It’s tough to pick a book of the week, as there’s interesting material in varied formats, but I ultimately have to settle on the sixth volume of Takehiko Inoue’s Real from Viz Signature. This excellent drama looks at the lives of wheelchair basketball players so vividly and with such specificity that you don’t need to have the slightest interest in sports to become engrossed. I certainly don’t have any interest in sports, and I think the book is terrific and deeply underappreciated. So please give it a try.
Now, don’t get me wrong. I’m a fan of the books in Viz’s Signature line and an admirer of the imprint in general. I honestly can’t think of one I don’t at least enjoy. That said I do question the wisdom of unleashing quite this much product on the market at once. In addition to the aforementioned volume of Real, there’s the fifth volume of Naoki Urasawa’s 20th Century Boys, the fifth omnibus installment of Inoue’s Vagabond, and both volumes of Inio (solanin) Asano’s What a Wonderful World! That’s $71.95 worth of comics, retail before taxes. It’s a lot. But perhaps strong sales of books like the first volume of Rumiko Takahashi’s RIN-NE (which arrives Wednesday) will help carry Viz’s less commercial titles. And RIN-NE is a lot of fun, as you would expect from Takahashi. Kate Dacey has an enthsuiastic review of the first volume at The Manga Critic, and you can sample the title at The RumicWorld.
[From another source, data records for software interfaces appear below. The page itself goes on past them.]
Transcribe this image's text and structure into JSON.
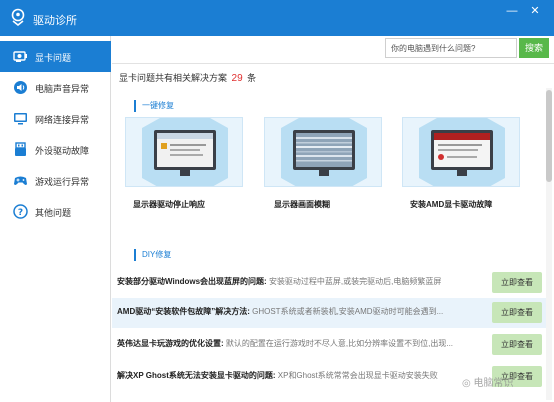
{
  "window": {
    "title": "驱动诊所",
    "minimize_icon": "minimize-icon",
    "close_icon": "close-icon"
  },
  "sidebar": {
    "items": [
      {
        "label": "显卡问题",
        "icon": "gpu-icon",
        "active": true
      },
      {
        "label": "电脑声音异常",
        "icon": "speaker-icon"
      },
      {
        "label": "网络连接异常",
        "icon": "monitor-icon"
      },
      {
        "label": "外设驱动故障",
        "icon": "usb-icon"
      },
      {
        "label": "游戏运行异常",
        "icon": "gamepad-icon"
      },
      {
        "label": "其他问题",
        "icon": "help-icon"
      }
    ]
  },
  "search": {
    "placeholder": "你的电脑遇到什么问题?",
    "button_label": "搜索"
  },
  "summary": {
    "prefix": "显卡问题共有相关解决方案",
    "count": "29",
    "suffix": "条"
  },
  "quick_fix": {
    "header": "一键修复",
    "cards": [
      {
        "label": "显示器驱动停止响应"
      },
      {
        "label": "显示器画面模糊"
      },
      {
        "label": "安装AMD显卡驱动故障"
      }
    ]
  },
  "diy": {
    "header": "DIY修复",
    "issues": [
      {
        "title": "安装部分驱动Windows会出现蓝屏的问题:",
        "desc": "安装驱动过程中蓝屏,或装完驱动后,电脑频繁蓝屏",
        "button": "立即查看"
      },
      {
        "title": "AMD驱动“安装软件包故障”解决方法:",
        "desc": "GHOST系统或者新装机,安装AMD驱动时可能会遇到...",
        "button": "立即查看"
      },
      {
        "title": "英伟达显卡玩游戏的优化设置:",
        "desc": "默认的配置在运行游戏时不尽人意,比如分辨率设置不到位,出现...",
        "button": "立即查看"
      },
      {
        "title": "解决XP Ghost系统无法安装显卡驱动的问题:",
        "desc": "XP和Ghost系统常常会出现显卡驱动安装失败",
        "button": "立即查看"
      }
    ]
  },
  "watermark": "电脑常识",
  "colors": {
    "primary": "#1b7ed3",
    "search_button": "#58b84a",
    "view_button": "#c7e6b8",
    "count": "#e03030"
  }
}
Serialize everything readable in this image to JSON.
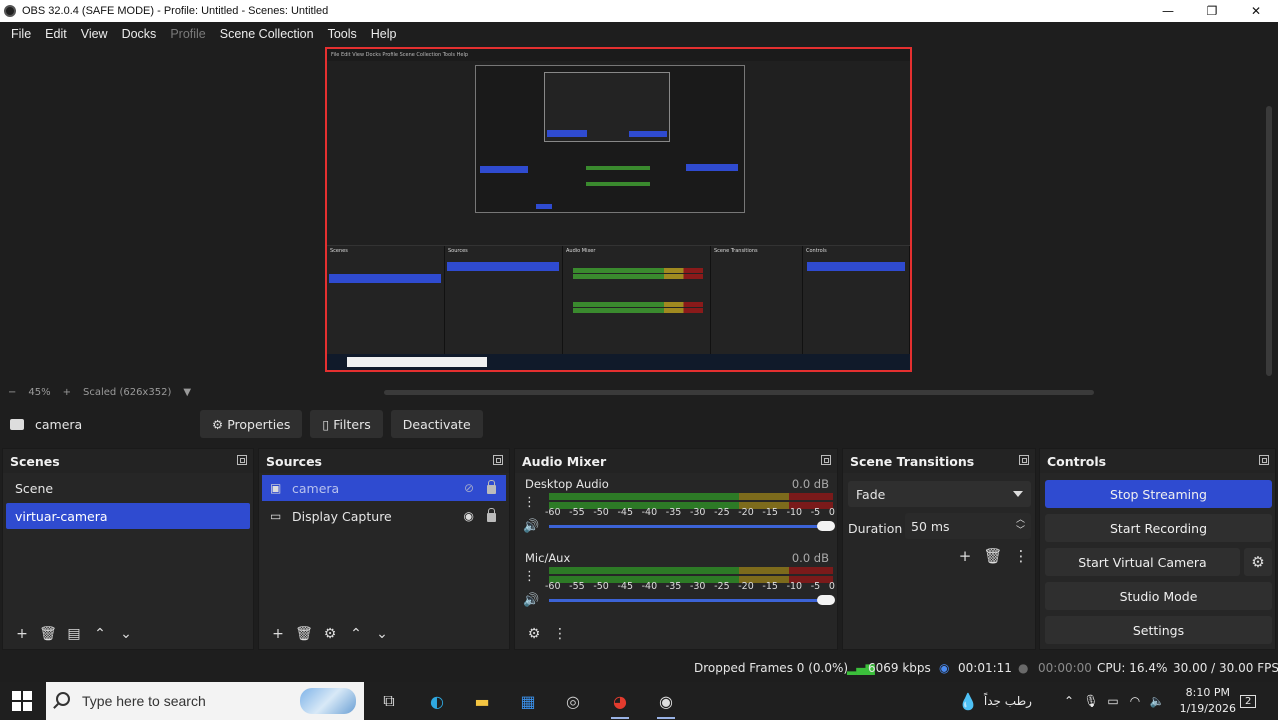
{
  "window": {
    "title": "OBS 32.0.4 (SAFE MODE) - Profile: Untitled - Scenes: Untitled",
    "minimize": "—",
    "restore": "❐",
    "close": "✕"
  },
  "menu": [
    "File",
    "Edit",
    "View",
    "Docks",
    "Profile",
    "Scene Collection",
    "Tools",
    "Help"
  ],
  "preview": {
    "zoom": "45%",
    "scaled": "Scaled (626x352)",
    "minus": "−",
    "plus": "+",
    "mirror_menu": "File  Edit  View  Docks  Profile  Scene Collection  Tools  Help"
  },
  "context": {
    "source_name": "camera",
    "properties": "Properties",
    "filters": "Filters",
    "deactivate": "Deactivate"
  },
  "scenes": {
    "title": "Scenes",
    "items": [
      {
        "label": "Scene",
        "selected": false
      },
      {
        "label": "virtuar-camera",
        "selected": true
      }
    ]
  },
  "sources": {
    "title": "Sources",
    "items": [
      {
        "label": "camera",
        "selected": true,
        "visible": false
      },
      {
        "label": "Display Capture",
        "selected": false,
        "visible": true
      }
    ]
  },
  "audio_mixer": {
    "title": "Audio Mixer",
    "channels": [
      {
        "name": "Desktop Audio",
        "db": "0.0 dB",
        "volume": 1.0
      },
      {
        "name": "Mic/Aux",
        "db": "0.0 dB",
        "volume": 1.0
      }
    ],
    "scale": [
      "-60",
      "-55",
      "-50",
      "-45",
      "-40",
      "-35",
      "-30",
      "-25",
      "-20",
      "-15",
      "-10",
      "-5",
      "0"
    ]
  },
  "scene_transitions": {
    "title": "Scene Transitions",
    "selected": "Fade",
    "duration_label": "Duration",
    "duration_value": "50 ms"
  },
  "controls": {
    "title": "Controls",
    "stop_streaming": "Stop Streaming",
    "start_recording": "Start Recording",
    "start_virtual_camera": "Start Virtual Camera",
    "studio_mode": "Studio Mode",
    "settings": "Settings"
  },
  "status": {
    "dropped_frames": "Dropped Frames 0 (0.0%)",
    "bitrate": "6069 kbps",
    "stream_time": "00:01:11",
    "record_time": "00:00:00",
    "cpu": "CPU: 16.4%",
    "fps": "30.00 / 30.00 FPS"
  },
  "taskbar": {
    "search_placeholder": "Type here to search",
    "weather": "رطب جداً",
    "time": "8:10 PM",
    "date": "1/19/2026",
    "notifications": "2"
  },
  "colors": {
    "accent_blue": "#2f4bd0",
    "preview_border": "#e53030",
    "bitrate_green": "#3bbf3b"
  }
}
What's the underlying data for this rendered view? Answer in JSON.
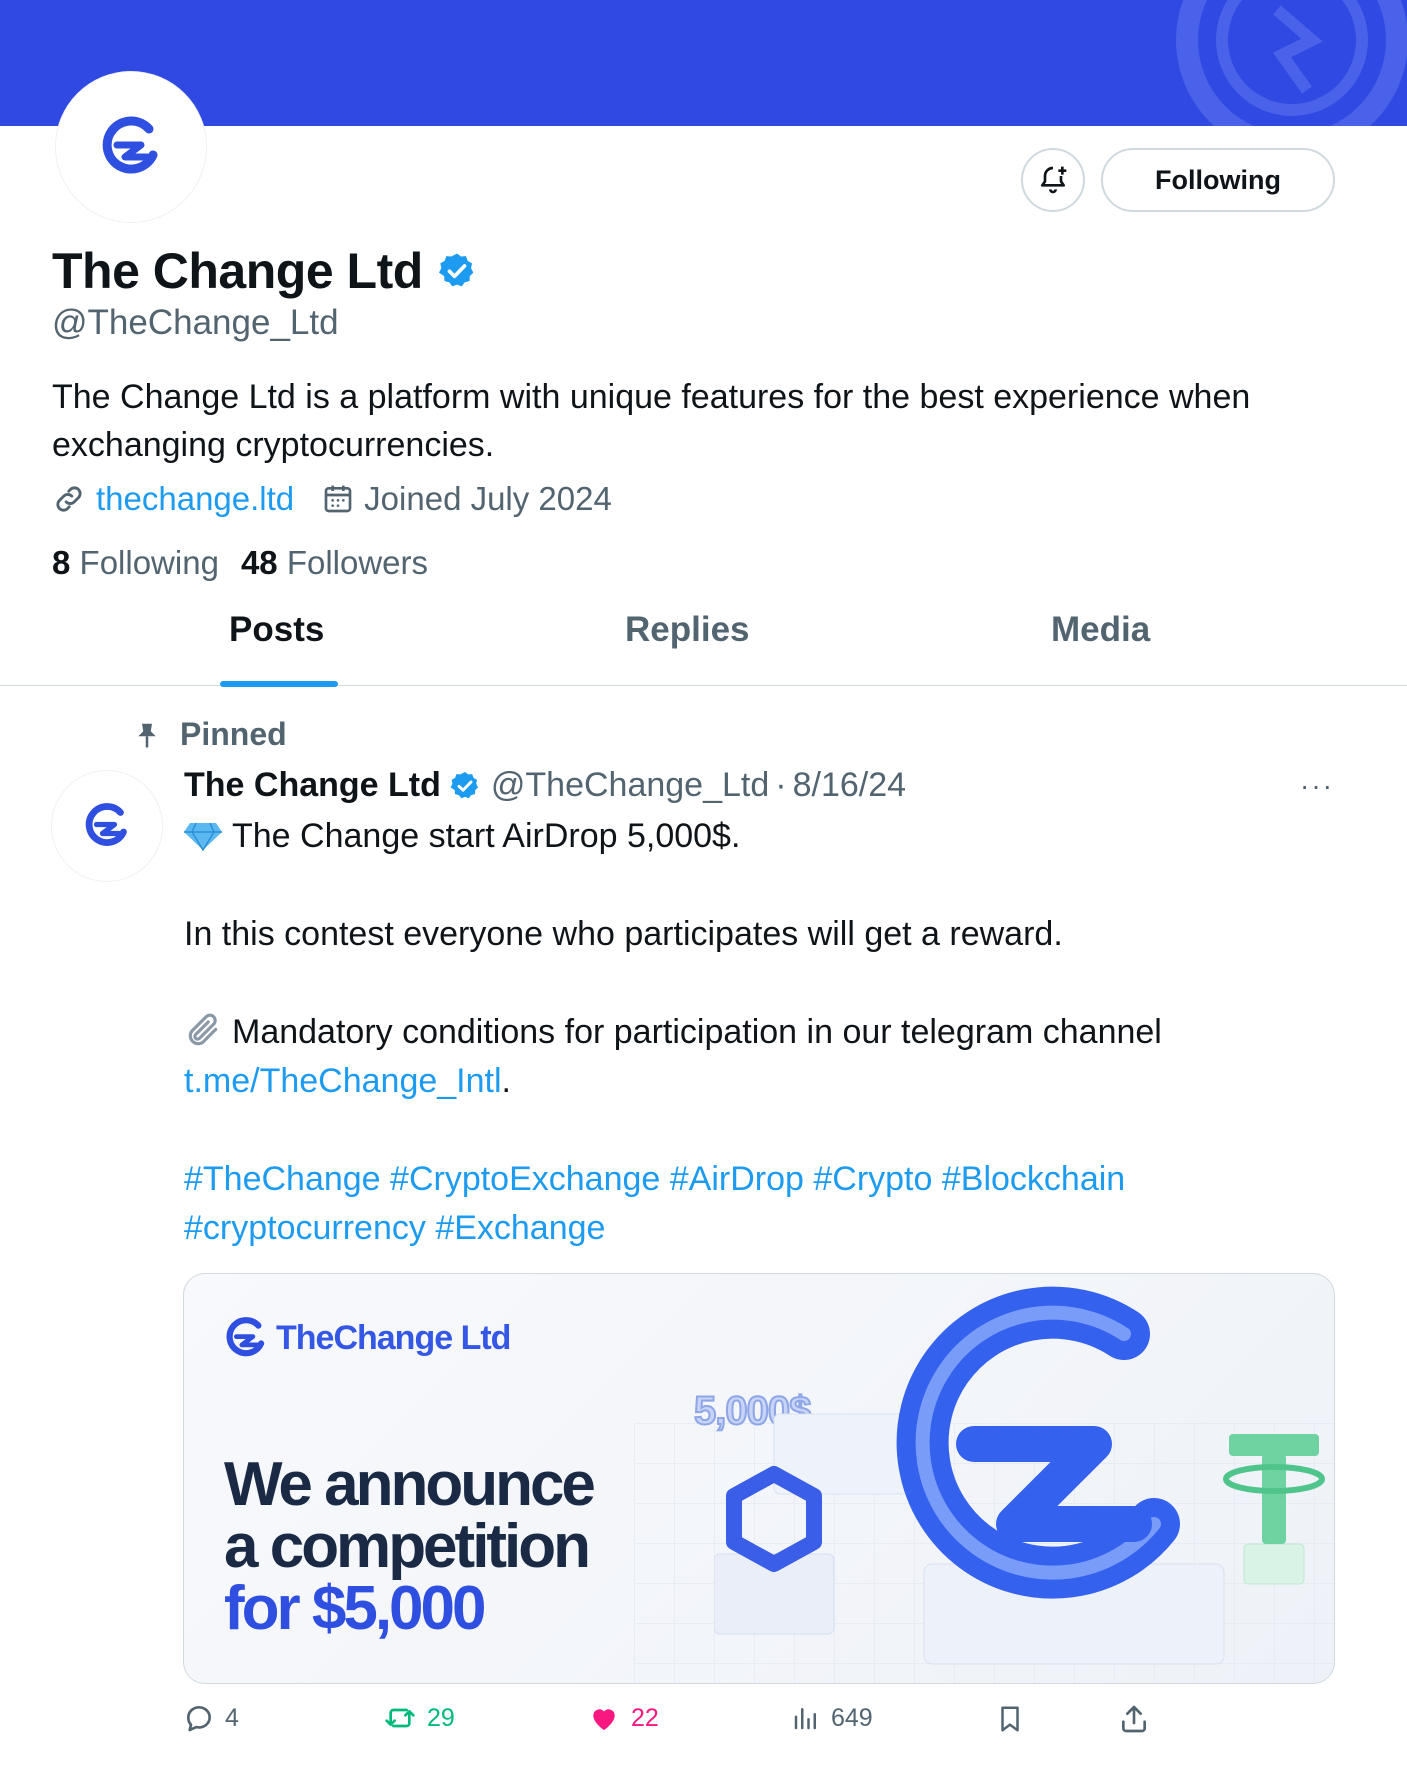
{
  "profile": {
    "name": "The Change Ltd",
    "handle": "@TheChange_Ltd",
    "bio": "The Change Ltd is a platform with unique features for the best experience when exchanging cryptocurrencies.",
    "website": "thechange.ltd",
    "joined": "Joined July 2024",
    "following_count": "8",
    "following_label": "Following",
    "followers_count": "48",
    "followers_label": "Followers",
    "follow_button": "Following"
  },
  "tabs": [
    {
      "label": "Posts",
      "active": true
    },
    {
      "label": "Replies",
      "active": false
    },
    {
      "label": "Media",
      "active": false
    }
  ],
  "post": {
    "pinned_label": "Pinned",
    "author": "The Change Ltd",
    "handle": "@TheChange_Ltd",
    "separator": "·",
    "date": "8/16/24",
    "more": "···",
    "line1": "The Change start AirDrop 5,000$.",
    "line2": "In this contest everyone who participates will get a reward.",
    "line3": "Mandatory conditions for participation in our telegram channel",
    "telegram_link": "t.me/TheChange_Intl",
    "period": ".",
    "hashtags_line1": "#TheChange #CryptoExchange #AirDrop #Crypto #Blockchain",
    "hashtags_line2": "#cryptocurrency #Exchange",
    "card": {
      "brand": "TheChange Ltd",
      "headline1": "We announce",
      "headline2": "a competition",
      "headline3": "for $5,000",
      "prize": "5,000$"
    },
    "stats": {
      "replies": "4",
      "reposts": "29",
      "likes": "22",
      "views": "649"
    }
  },
  "colors": {
    "banner": "#2f49e2",
    "link": "#1d9bf0",
    "verified": "#1d9bf0",
    "repost": "#00ba7c",
    "like": "#f91880"
  }
}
Noted just for the novelty of it, Del Rey launches its floppy comics line this week with The Talisman: The Road of Trials, based on a Stephen King/Peter Straub property, written by Robin Furth and illustrated by Tony Shasteen. Del Rey Comics doesn’t seem to have a web site yet, but you can see a preview at Entertainment Weekly’s site.
The New York Times ran a Reuters story pondering the potential international appeal of Tove Jansson’s Moomin properties without ever mentioning the fact that Drawn & Quarterly has been releasing beautiful hardcover collections of Jansson’s comic strips for a few years now. Whether Reuters notices or not, Drawn & Quarterly continues to earn excellent karma by releasing Jansson’s The Book About Moomin, Mymble and Little My. (Scroll down on to the bottom of this page for more details and a preview.)
I enjoyed the first issue of Jeff Parker and Steve Lieber’s Underground (Image), a five-part mini-series about socioeconomic machinations and spelunking peril in a mountain town in Kentucky. I fully expect to enjoy the second issue as well.
I also enjoyed the first volume of Svetlana Chmakova’s Nightschool (Yen Press), collected after serialization in Yen Plus. It’s a complicated supernatural adventure about various factions of night creatures and the humans who oppose them. It’s got terrific art and a promisingly chunky plot. The second volume arrives Wednesday.